Why children bounce
I used to think Qi (pronounced ‘chee’) was some mysterious, magical force that I struggled to properly believe in, and then I read The Spark in the Machine by Dr Daniel Keown. Dr Keown is a practising Western medical doctor who also studied Chinese medicine. In his extraordinary book, he mixes a bit of physics in with his medicine and explains the physiological basis for the wonderful, magical stuff that is Qi.
It all starts with fascia. Fascia is the clingfilm wrapped snuggly around every muscle, bone and organ in your body. It goes everywhere and holds everything in place. The main ingredient in fascia is collagen, and collagen is amazing! It is constructed as a triple helix that configures its atoms like a crystal (although it is flexible and springy).
The brilliant thing about atoms in this configuration is that they produce electricity when you bend the helix. This electricity flows along the collagen through all the fascia throughout your body, in the same way and along the same anatomical pathways as the ancient Chinese medics described the flow of Qi in your body more than 2,000 years ago!
What about the bouncing?
So what does all this have to do with bouncy children? Well, collagen is also a major ingredient in bones. When a bone is bent slightly – which happens during bouncing, for instance – its collagen produces electricity that sparks the production of new bone cells. In fact, electricity is so important to bone health, that it is used to help fractures heal in many UK hospitals. (We'll get back to the bouncing in a minute.)

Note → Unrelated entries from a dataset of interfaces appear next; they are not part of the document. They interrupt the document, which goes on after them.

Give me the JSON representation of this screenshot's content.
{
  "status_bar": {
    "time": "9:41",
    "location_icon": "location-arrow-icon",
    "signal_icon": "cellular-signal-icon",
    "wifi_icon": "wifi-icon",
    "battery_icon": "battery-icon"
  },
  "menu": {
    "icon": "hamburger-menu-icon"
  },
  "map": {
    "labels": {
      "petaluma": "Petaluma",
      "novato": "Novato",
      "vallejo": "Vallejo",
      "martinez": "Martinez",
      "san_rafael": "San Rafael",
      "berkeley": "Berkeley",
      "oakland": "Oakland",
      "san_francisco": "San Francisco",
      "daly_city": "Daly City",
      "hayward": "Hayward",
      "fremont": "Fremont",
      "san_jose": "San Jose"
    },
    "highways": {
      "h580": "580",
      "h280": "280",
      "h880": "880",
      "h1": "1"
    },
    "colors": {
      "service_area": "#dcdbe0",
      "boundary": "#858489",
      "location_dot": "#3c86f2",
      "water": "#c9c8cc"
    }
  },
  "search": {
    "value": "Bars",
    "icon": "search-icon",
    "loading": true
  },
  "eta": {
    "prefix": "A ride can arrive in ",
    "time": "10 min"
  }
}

Does it matter if it's not a bone?
But does this electricity (this Qi) matter to anything that’s not a bone? Unequivocally, yes! Electricity is what tells cells where and how to form before you have any other signalling system in your body – before you are a foetus, before nerve fibres, blood vessels or hormones. It is, quite literally, what sparks you into life, what organises your body, what ultimately governs every physiological, emotional and mental process within you until several minutes after your death.
Frog electric face
Incredibly, this electricity – Qi itself – was caught on camera and published in New Scientist doing exactly this. The video (titled ‘Frog Electric Face’) shows an electrical impulse forming the shape of a tadpole’s face moments before cells form to create the face in exactly that shape.
Back to the bouncing
So, when children bounce (and they always do) they are powering up their little Qi batteries, ready to tell all their growing cells where and how to form. Although we bounce less as adults, replacing cells, repairing tissue and all that good stuff is just as important to stay alive, so we need Qi too.
In fact, Qi is so vital to health that virtually the whole cannon of Chinese medicine is concerned with getting enough of it and making it go where it should. Acupuncture – which is basically sticking little metal rods into the electrical circuit in your body – modifies your flow of Qi directly. If you don’t have needles to hand, Qigong exercises do pretty well. Qigong’s gentle, specific movements flex your fascia (and so too your collagen) to produce Qi and make it flow in particular ways to enhance the health of your muscles, joints, bones, organs, brain and all the rest.
I suppose we could say that bouncing children are doing their own Qigong. Clever little things!